The ASEAN Framework Agreement on Services (AFAS) is a cornerstone of the ASEAN Economic Community (AEC), which aims to create a single market and production base among the ten member states of the Association of Southeast Asian Nations. The AFAS was signed in 1995 and came into effect in 1996, and has been revised several times since then to keep up with changing economic and political circumstances in the region.

The AFAS is essentially a set of guidelines for member states to follow when liberalizing their services sectors, which includes industries such as banking, telecommunications, tourism, and professional services. The agreement sets out general principles for liberalization, such as non-discrimination, national treatment, and transparency, but also allows for flexibility in implementation to accommodate the varying levels of development and different policy priorities of each member state.

One of the key objectives of the AFAS is to increase intra-regional trade in services, which currently accounts for only around 10% of total ASEAN trade in goods and services.
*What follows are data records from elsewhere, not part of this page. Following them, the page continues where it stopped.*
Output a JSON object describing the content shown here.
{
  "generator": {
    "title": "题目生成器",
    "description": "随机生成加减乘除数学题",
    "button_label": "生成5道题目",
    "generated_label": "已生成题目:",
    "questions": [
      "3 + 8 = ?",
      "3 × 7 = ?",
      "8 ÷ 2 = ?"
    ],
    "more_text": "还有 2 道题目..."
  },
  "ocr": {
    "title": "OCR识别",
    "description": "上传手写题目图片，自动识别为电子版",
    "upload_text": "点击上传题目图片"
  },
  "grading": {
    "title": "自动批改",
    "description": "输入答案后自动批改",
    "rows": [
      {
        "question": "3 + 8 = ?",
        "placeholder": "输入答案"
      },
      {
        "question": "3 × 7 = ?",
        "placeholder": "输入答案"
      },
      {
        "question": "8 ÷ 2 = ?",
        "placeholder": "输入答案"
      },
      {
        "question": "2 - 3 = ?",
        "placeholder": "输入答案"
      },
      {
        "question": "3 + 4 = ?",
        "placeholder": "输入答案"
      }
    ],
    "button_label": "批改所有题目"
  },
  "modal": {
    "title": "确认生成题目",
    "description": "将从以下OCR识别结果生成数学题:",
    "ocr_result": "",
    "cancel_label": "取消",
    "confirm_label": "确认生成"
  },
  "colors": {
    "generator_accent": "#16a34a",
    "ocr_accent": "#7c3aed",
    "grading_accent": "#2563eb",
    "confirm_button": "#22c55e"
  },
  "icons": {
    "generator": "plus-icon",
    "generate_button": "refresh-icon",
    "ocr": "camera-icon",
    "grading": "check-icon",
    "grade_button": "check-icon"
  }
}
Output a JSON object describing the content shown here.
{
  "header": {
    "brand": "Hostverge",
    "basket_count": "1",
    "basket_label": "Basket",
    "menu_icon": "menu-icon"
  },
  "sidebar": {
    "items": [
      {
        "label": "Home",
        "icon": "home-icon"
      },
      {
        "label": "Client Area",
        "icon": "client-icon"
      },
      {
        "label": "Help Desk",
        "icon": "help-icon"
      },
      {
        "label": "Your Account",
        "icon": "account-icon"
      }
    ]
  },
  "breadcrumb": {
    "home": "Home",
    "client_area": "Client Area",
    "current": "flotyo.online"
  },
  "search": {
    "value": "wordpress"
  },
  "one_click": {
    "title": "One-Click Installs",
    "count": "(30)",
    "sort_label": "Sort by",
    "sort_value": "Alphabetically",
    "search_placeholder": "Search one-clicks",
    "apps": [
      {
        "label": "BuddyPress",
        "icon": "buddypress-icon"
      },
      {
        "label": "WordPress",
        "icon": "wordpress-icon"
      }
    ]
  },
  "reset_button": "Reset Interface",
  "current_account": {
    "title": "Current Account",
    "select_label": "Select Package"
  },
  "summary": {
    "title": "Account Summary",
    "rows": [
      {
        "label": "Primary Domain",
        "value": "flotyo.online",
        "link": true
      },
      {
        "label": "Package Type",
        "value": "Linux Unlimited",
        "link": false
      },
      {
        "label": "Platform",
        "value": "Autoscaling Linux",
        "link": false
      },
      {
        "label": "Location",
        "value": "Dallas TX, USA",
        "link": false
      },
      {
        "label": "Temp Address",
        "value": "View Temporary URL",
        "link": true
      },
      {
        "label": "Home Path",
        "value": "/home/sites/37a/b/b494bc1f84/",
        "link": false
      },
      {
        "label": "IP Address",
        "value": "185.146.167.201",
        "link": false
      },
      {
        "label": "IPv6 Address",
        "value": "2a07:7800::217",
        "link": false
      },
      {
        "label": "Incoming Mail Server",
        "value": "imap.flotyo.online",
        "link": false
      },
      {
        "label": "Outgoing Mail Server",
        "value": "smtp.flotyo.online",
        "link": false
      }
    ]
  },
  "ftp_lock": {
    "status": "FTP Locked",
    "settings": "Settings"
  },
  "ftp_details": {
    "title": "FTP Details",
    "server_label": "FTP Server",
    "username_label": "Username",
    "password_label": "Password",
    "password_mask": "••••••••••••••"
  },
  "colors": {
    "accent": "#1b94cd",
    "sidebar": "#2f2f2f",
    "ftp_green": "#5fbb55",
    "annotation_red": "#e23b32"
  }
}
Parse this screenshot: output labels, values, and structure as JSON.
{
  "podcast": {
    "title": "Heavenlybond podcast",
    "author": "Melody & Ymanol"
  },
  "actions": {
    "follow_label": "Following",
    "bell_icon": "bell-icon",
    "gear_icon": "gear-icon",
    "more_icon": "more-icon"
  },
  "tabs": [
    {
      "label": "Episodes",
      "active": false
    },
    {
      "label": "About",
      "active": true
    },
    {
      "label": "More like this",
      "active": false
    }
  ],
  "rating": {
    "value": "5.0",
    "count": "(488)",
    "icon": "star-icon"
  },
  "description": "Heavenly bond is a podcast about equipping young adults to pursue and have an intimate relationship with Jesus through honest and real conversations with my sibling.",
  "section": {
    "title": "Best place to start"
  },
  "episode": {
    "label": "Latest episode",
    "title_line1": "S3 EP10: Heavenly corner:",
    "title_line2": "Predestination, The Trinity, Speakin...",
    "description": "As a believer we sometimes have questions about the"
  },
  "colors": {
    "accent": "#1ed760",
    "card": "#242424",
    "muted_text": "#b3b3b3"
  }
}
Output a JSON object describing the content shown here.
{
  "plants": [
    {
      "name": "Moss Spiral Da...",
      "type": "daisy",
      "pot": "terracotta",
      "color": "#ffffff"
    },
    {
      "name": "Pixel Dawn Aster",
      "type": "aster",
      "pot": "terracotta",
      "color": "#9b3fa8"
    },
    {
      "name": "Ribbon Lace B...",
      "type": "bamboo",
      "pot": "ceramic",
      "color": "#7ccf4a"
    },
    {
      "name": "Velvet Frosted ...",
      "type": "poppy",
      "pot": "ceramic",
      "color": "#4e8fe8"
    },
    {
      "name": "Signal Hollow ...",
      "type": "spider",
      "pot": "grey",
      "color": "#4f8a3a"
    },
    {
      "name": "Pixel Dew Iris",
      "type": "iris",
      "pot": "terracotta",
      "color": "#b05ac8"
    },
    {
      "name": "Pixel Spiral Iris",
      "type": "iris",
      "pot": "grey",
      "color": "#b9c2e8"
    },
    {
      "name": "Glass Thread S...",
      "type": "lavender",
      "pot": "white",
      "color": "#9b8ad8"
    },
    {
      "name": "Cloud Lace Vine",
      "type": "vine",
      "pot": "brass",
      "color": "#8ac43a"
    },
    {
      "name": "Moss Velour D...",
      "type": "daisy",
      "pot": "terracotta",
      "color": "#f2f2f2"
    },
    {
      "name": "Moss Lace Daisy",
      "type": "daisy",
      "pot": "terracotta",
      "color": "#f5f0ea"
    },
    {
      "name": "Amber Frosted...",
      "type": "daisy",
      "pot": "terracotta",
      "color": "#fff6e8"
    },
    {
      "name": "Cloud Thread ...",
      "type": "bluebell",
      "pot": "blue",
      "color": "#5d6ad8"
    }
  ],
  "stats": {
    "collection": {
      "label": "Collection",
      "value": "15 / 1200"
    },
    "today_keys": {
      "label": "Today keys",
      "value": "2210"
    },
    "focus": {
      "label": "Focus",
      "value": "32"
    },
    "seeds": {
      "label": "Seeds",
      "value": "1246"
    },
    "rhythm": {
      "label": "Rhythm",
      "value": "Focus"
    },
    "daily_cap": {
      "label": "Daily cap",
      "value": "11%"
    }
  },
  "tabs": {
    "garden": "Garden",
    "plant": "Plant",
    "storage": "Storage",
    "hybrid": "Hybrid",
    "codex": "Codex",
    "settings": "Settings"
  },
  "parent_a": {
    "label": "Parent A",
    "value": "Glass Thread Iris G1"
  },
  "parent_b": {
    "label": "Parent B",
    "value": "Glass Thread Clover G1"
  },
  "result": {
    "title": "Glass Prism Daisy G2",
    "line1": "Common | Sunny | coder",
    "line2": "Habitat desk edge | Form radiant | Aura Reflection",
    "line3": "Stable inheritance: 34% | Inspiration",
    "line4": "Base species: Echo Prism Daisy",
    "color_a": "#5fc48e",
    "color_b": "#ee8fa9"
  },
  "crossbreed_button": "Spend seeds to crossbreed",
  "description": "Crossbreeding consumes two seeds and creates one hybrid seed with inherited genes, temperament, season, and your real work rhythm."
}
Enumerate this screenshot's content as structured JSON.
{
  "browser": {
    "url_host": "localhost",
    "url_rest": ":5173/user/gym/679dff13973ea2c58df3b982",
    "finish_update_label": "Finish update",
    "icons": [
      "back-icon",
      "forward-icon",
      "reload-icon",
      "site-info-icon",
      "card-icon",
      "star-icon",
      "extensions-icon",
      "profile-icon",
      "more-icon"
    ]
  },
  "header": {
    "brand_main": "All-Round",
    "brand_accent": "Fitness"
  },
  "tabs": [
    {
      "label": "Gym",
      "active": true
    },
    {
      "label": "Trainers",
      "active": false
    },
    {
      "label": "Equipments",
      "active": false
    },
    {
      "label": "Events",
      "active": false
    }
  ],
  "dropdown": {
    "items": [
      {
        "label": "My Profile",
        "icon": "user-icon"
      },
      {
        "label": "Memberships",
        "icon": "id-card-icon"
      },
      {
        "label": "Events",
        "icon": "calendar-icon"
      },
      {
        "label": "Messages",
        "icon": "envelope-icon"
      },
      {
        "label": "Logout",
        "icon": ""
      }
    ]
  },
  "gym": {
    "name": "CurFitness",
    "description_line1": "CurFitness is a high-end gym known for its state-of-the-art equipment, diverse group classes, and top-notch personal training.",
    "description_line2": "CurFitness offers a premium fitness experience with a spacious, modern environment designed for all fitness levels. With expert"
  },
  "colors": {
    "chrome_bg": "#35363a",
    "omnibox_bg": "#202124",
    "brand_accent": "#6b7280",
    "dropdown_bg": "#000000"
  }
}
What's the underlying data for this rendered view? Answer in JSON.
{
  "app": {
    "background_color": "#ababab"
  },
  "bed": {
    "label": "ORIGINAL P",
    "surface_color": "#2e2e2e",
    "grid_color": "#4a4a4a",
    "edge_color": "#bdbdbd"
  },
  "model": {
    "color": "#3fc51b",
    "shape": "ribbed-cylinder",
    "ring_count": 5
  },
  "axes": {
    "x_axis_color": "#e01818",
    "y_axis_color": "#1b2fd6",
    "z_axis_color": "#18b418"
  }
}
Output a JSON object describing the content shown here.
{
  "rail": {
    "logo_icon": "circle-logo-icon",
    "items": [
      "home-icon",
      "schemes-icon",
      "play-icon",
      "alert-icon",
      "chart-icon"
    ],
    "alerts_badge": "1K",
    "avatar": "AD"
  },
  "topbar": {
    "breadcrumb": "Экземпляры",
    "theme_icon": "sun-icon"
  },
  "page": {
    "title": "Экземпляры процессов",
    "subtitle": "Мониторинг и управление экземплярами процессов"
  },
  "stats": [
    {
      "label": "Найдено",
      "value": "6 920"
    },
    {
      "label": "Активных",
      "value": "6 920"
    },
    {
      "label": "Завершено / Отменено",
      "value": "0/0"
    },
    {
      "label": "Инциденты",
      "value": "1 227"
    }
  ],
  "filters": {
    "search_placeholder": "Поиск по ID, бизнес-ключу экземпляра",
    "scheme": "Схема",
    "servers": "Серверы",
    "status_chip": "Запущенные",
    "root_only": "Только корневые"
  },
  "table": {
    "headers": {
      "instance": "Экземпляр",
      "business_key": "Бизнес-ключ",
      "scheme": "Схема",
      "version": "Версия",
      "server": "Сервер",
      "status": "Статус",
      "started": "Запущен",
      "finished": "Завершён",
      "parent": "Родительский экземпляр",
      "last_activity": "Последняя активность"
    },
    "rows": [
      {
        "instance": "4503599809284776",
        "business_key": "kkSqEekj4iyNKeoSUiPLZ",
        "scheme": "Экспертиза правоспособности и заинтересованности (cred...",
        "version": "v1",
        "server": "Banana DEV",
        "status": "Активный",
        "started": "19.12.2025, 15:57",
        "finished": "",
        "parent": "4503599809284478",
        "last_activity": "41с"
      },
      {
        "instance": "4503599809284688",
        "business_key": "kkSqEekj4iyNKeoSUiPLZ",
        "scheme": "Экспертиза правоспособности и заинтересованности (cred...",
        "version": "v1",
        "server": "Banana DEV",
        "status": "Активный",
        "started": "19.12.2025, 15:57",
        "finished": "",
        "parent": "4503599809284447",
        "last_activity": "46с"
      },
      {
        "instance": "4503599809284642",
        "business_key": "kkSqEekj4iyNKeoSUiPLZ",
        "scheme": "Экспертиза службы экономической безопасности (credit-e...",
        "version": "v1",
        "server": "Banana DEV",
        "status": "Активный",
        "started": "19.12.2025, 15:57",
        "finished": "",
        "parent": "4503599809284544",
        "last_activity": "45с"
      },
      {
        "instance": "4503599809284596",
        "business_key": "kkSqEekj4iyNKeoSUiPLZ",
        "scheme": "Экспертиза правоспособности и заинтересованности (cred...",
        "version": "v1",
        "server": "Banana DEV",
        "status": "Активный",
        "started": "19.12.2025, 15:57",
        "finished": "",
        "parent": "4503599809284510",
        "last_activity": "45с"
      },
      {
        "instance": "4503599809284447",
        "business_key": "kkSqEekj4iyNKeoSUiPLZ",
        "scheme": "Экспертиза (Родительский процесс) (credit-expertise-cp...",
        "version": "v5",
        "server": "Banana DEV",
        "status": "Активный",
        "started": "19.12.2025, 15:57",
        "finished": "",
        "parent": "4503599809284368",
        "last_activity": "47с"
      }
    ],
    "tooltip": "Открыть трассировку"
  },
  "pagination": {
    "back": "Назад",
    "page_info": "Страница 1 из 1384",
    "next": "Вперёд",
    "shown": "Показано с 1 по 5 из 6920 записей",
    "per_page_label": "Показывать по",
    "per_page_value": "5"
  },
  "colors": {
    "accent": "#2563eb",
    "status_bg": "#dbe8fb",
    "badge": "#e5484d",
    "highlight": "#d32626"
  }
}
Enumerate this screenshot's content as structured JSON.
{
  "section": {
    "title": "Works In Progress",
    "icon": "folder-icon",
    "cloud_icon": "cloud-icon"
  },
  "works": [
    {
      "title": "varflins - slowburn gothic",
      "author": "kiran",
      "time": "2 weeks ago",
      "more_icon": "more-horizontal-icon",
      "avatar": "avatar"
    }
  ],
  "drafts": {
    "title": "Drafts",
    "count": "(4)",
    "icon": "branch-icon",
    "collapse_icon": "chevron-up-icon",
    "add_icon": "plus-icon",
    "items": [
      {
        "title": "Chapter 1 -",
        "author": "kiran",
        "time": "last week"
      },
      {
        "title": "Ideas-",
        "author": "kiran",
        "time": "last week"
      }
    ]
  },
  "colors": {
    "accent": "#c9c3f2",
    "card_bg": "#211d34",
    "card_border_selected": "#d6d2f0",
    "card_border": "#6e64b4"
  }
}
By removing barriers to entry for service providers from other ASEAN countries, the AFAS aims to create a more competitive and efficient services sector that can better serve the needs of businesses and consumers in the region.

The AFAS also seeks to promote the development of regional services industries through capacity building, technical assistance, and cooperation among member states. This includes initiatives to improve the quality and standards of services, enhance the mobility of skilled workers, and promote the use of information and communication technologies (ICTs) in service delivery.

However, the AFAS is not without its challenges. Some member states have been more reluctant to liberalize their services sectors than others, particularly in areas that are viewed as sensitive or strategic. There are also concerns about the potential negative effects of liberalization on domestic industries and workers, particularly in countries with less developed service sectors and weaker regulatory frameworks.

Nonetheless, the AFAS remains an important tool for promoting economic integration and growth in the ASEAN region, and its ongoing implementation and revision will be crucial for achieving the goals of the AEC. As ASEAN continues to navigate the challenges of regional economic cooperation and global competition, the AFAS will play an important role in shaping the future of the region`s services sector and its contribution to overall economic development.